» Problem to solve: I would like each line of the data that holds the word "icon" copied out.

##### Records for this exercise

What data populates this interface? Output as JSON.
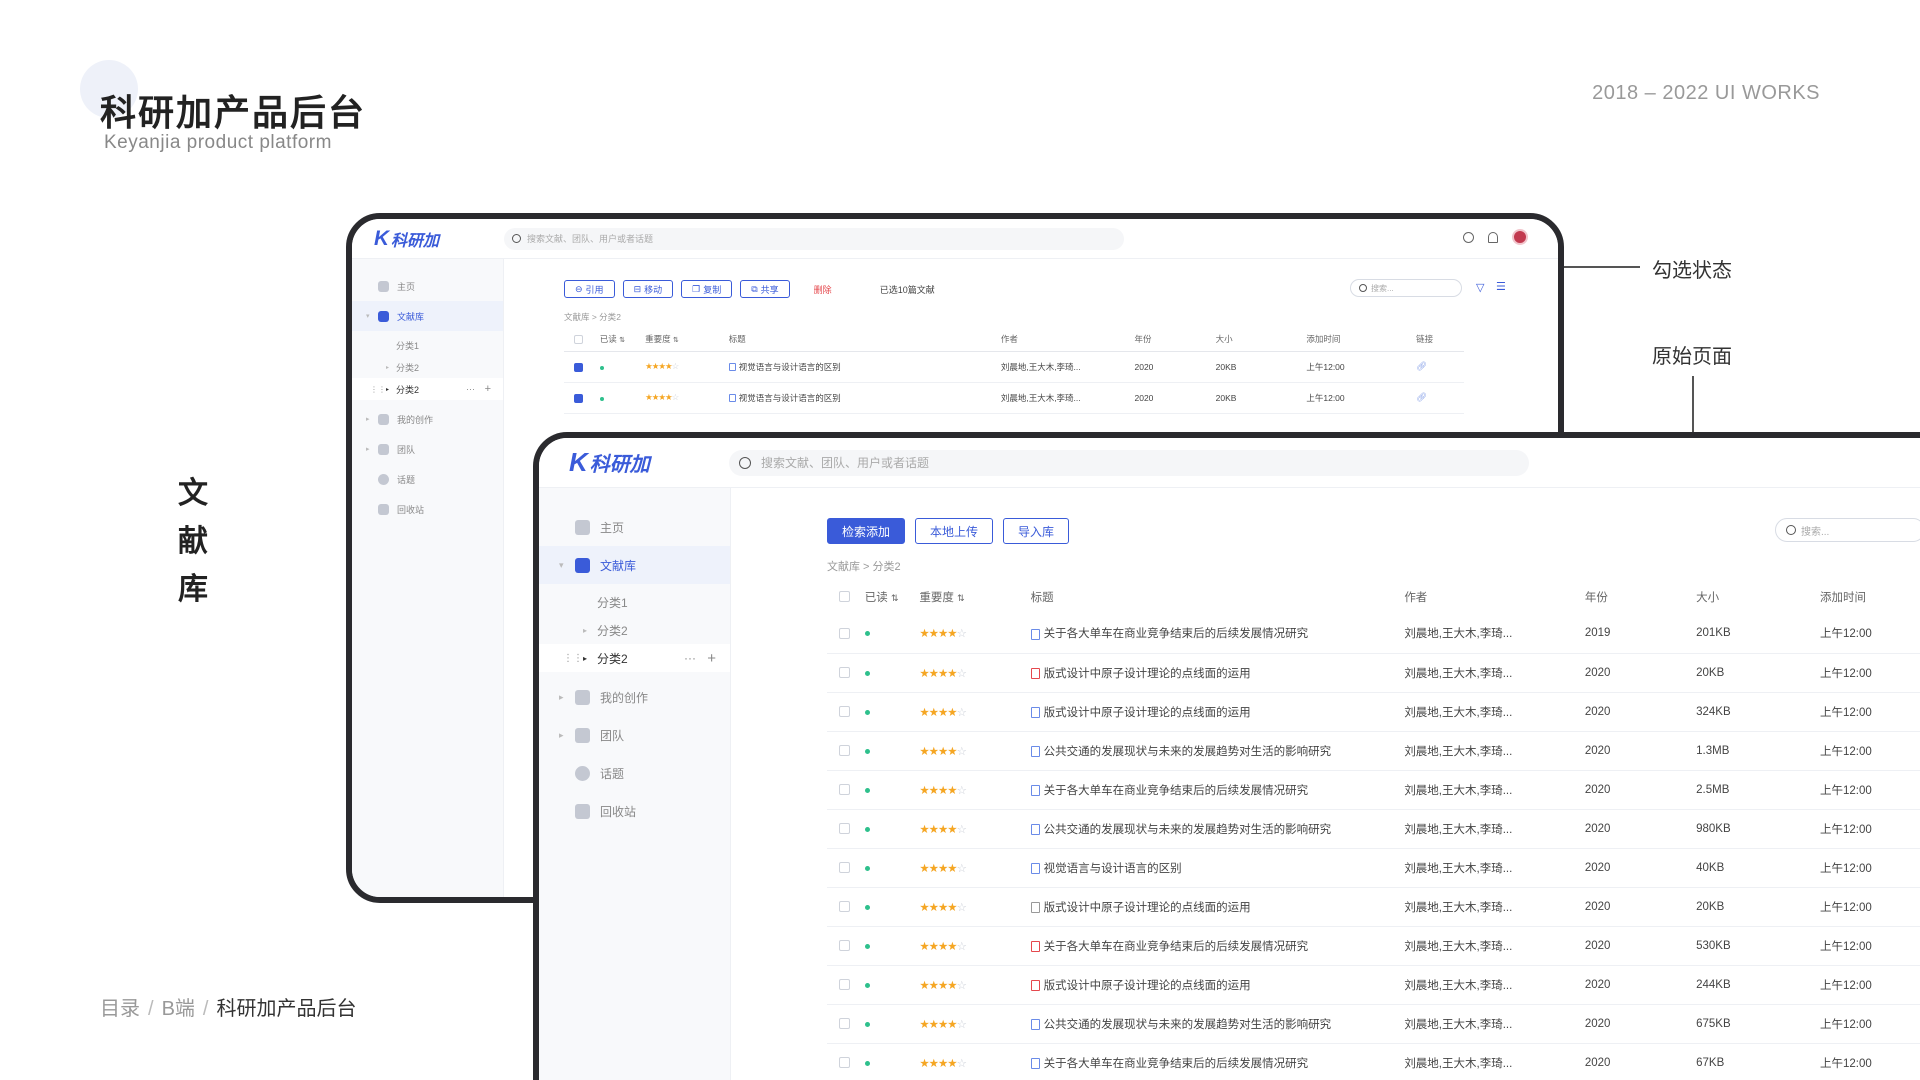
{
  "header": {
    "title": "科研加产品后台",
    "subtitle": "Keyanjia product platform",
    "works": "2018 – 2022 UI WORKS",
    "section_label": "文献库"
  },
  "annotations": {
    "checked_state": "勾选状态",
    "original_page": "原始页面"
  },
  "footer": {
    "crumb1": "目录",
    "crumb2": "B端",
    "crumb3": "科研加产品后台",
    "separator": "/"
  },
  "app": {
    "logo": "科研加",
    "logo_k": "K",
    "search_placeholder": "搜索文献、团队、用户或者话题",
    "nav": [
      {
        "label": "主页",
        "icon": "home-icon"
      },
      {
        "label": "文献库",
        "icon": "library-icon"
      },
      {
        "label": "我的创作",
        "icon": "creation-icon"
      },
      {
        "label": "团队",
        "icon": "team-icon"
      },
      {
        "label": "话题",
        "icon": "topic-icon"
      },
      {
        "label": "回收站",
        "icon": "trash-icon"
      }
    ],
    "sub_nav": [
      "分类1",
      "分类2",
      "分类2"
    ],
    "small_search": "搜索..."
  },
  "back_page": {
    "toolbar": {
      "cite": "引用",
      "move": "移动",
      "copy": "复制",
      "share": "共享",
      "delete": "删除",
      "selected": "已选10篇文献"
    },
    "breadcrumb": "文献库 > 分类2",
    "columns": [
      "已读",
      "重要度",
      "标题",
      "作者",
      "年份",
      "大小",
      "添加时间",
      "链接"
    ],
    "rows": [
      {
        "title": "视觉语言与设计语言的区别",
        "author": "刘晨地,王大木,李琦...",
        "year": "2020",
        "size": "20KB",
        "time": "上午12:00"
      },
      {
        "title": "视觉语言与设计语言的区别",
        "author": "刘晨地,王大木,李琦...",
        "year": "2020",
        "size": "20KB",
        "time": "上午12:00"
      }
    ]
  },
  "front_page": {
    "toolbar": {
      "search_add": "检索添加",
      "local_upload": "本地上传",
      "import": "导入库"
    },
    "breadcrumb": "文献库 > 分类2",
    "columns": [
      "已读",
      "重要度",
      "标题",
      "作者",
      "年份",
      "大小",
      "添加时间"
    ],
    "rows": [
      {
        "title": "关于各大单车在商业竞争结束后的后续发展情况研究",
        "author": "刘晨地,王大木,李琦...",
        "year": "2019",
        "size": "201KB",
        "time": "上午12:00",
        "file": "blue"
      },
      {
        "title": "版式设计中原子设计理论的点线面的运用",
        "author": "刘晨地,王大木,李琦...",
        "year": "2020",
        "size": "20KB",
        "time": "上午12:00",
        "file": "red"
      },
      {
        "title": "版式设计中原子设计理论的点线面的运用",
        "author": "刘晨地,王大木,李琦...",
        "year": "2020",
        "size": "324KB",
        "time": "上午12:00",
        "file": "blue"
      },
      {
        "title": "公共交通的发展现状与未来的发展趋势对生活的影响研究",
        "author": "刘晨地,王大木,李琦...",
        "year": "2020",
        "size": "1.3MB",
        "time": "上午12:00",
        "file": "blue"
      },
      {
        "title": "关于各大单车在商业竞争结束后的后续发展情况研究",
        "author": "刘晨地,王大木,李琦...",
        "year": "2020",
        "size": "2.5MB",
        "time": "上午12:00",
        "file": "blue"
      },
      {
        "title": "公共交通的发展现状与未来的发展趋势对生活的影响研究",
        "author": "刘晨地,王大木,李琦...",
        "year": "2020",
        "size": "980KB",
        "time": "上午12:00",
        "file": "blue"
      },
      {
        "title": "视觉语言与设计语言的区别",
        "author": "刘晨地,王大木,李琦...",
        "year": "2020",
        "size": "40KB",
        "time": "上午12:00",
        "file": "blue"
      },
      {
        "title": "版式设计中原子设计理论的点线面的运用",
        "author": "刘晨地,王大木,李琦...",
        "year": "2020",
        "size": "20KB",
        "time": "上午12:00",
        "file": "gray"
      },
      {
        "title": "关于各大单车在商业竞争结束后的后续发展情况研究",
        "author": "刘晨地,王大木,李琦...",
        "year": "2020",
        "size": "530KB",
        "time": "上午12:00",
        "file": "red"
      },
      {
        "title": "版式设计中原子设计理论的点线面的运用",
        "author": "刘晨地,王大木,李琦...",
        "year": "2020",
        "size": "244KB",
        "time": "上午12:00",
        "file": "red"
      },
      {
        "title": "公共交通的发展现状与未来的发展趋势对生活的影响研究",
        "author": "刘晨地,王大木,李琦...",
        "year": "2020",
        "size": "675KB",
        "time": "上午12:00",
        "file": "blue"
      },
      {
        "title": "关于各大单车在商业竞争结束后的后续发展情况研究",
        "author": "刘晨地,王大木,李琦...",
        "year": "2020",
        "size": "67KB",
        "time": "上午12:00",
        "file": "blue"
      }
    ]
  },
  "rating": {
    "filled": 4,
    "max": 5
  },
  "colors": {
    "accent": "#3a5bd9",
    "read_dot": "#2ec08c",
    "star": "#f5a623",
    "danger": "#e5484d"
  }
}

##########
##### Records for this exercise

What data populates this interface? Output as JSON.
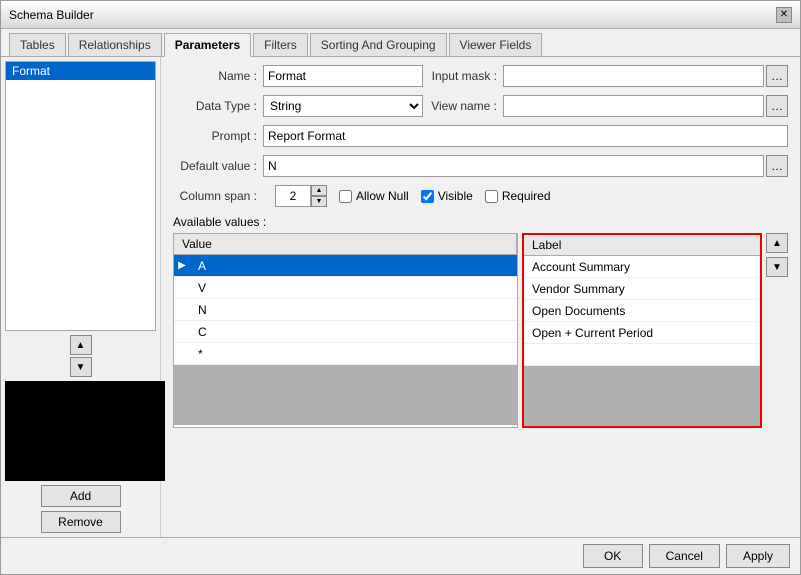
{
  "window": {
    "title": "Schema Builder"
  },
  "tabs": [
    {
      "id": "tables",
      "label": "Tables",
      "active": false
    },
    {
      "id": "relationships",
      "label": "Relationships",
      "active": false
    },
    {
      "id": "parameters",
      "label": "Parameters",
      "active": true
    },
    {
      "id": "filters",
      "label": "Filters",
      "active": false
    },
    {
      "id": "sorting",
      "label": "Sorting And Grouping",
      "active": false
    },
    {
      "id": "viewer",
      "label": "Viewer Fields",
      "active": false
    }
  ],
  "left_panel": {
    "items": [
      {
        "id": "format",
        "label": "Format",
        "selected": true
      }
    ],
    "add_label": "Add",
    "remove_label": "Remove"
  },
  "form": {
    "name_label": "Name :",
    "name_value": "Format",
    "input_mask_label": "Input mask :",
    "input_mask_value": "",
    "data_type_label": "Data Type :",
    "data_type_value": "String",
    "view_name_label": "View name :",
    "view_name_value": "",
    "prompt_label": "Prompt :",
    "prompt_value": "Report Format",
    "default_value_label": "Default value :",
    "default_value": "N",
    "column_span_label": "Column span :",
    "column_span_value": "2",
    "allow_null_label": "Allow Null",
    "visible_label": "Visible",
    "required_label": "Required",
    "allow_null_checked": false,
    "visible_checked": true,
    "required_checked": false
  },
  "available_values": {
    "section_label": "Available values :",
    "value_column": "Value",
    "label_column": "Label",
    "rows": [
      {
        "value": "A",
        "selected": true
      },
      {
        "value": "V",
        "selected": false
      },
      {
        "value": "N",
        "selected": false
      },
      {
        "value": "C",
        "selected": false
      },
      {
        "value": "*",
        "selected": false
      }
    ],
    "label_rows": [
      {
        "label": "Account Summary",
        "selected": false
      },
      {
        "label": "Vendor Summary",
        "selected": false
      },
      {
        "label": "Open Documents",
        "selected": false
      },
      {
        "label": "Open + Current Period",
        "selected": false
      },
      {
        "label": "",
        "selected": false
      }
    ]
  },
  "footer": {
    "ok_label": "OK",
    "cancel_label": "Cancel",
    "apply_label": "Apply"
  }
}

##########
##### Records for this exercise

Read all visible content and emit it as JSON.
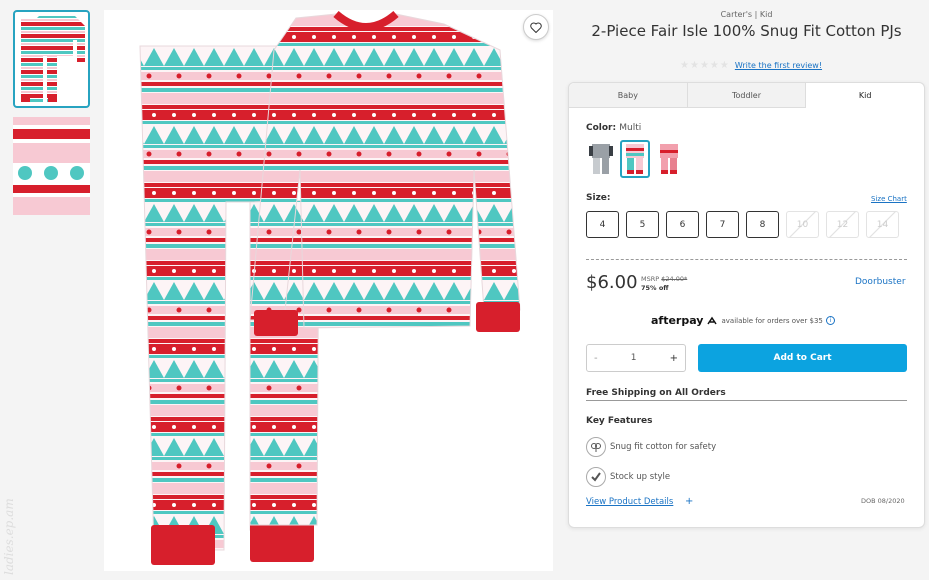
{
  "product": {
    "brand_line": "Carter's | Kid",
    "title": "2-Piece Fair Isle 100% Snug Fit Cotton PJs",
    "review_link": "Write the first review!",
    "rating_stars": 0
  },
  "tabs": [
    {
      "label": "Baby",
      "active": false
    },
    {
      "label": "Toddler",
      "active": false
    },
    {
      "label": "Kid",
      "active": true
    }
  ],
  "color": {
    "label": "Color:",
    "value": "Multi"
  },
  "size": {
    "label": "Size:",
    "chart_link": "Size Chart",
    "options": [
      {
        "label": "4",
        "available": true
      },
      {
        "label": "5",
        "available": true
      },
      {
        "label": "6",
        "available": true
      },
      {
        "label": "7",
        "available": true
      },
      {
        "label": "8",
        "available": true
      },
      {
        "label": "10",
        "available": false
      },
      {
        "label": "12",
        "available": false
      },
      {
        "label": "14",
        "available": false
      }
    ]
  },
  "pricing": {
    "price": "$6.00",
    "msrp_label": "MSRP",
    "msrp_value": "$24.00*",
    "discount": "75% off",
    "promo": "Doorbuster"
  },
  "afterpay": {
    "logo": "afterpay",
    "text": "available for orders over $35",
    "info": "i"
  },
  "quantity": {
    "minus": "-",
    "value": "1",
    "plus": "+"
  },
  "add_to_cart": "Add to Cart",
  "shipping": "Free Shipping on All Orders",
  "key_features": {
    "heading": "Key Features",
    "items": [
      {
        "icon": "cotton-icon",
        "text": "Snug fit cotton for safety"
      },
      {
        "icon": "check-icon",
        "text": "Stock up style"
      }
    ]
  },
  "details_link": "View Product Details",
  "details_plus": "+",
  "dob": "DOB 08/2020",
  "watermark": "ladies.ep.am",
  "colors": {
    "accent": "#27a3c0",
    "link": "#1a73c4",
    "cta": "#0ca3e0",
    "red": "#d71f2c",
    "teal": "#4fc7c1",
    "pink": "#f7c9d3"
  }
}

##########

» Output for this exercise:
        "icon": "home-icon"
        "icon": "library-icon"
        "icon": "creation-icon"
        "icon": "team-icon"
        "icon": "topic-icon"
        "icon": "trash-icon"
        "icon": "cotton-icon",
        "icon": "check-icon",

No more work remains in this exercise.